As such, it is unsurprising that the Capitalist Hegemon would oppose this scheme, for it intends to unite the ‘third-world’ in solidarity, and enrich the lives of the poor. According to Michèle Flournoy, the ex-Undersecretary of Defence for the Obama administration is responsible for the widespread prevalence of the term ‘Debt Trap Diplomacy’; A term that has become synonymous with the Belt and Road initiative in the ‘free western press’. The actual origin of the terminology is a right-wing Indian Think tank called the “Centre for Policy Research” located in New Delhi. (Brautigam, D., 2019).
While working for the Obama administration, Ms. Fluornoy was partly responsible for pushing President Obama into his brutal imperialist assault of Libya. (Inside Obama’s War Room, Rolling Stone, 2011). Obama’s military intervention saw the fall of Muammar Gaddafi, the return of open-air slave markets, and the pillaging of Libya’s sovereign mineral wealth; but in 2013, Fluornoy defended the assault under ‘humanitarian concerns.’ (Marcetic, B., 2019).
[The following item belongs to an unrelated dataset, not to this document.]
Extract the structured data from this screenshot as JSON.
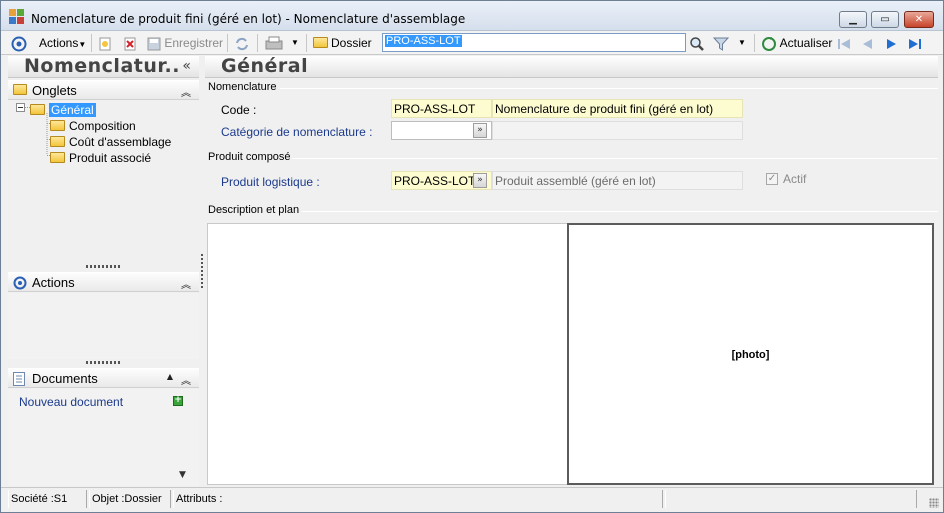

Since her resignation, the author of the phrase ‘debt-trap diplomacy’ has been employed in multiple bipartisan Think Tanks, and directly as an advisor to the CIA; information publicly available on Fluronoy’s ‘Waco Conference 2018’ biography page.
Besides creating 60,000 jobs in Pakistan; the Belt and Road initiative is helping the poorest and most adversely affected Global South nations with infrastructure, loans, and free trade. This rise in Chinese soft power due to legitimate philanthropy is a direct challenge to the United States’ brutal ‘Free-Market Imperialism’ approach; which has done nothing but cause the economic and social destabilisation of the Third World.
America is furious that they are losing their global hegemony that they thought secure following the collapse of the USSR. As such, they have lashed out. Many of the Cold War tactics are being repurposed for modern ends; lies are spread, the CIA funds terrorism in regions likely to be necessary to the BRI (I.e., Xinjiang.), fake news is disseminated to discredit China and dissuade potential partner nations. Sanctions have even been placed on any factory that hires Uyghur workers in China by the United States, in a brutal act of repression aimed at making the Uyghur populace unemployable, and more likely to turn to radical extremism; accomplishing the CIA’s goals.
It is telling that the BRI is simply not discussed in Western media, save for the few examples that they can weaponise. Many people in the West know next to nothing about the initiative that is currently reenergising the Middle East, Africa, and many South American nations. Those who do may say ‘Hanbantota!’ Or ‘Djibouti!’, citing the two most weaponised, least understood aspects of early Belt and Road initiative schemes.
Ask yourself, why do 134 of the 195 UN member states, or 68% of the world (Green-BRI) now ascribe to the Belt and Road initiative? Perhaps these countries see the economic, cultural, societal, and diplomatic benefits of closer ties to China, as superior to the current situation of economic subjugation to the West.
World Bank Belt & Road Brief (March 29, 2018.)
CPIC Global Pakistan Overview (2020).
Green BRI. (n.d.).
Fluornoy, M. (2018)
World Uyghur Congress a US-backed network seeking the ‘fall of China’: (2015)
‘Debt Trap Diplomacy is a meme’ Brautigam, D. (2019)
Inside Obama’s War Room
Meet the Hawkish Liberal Think Tank Powering the Kamala Harris Campaign
HSBC – Belt, Road & Beyond: Understanding the BRI opportunity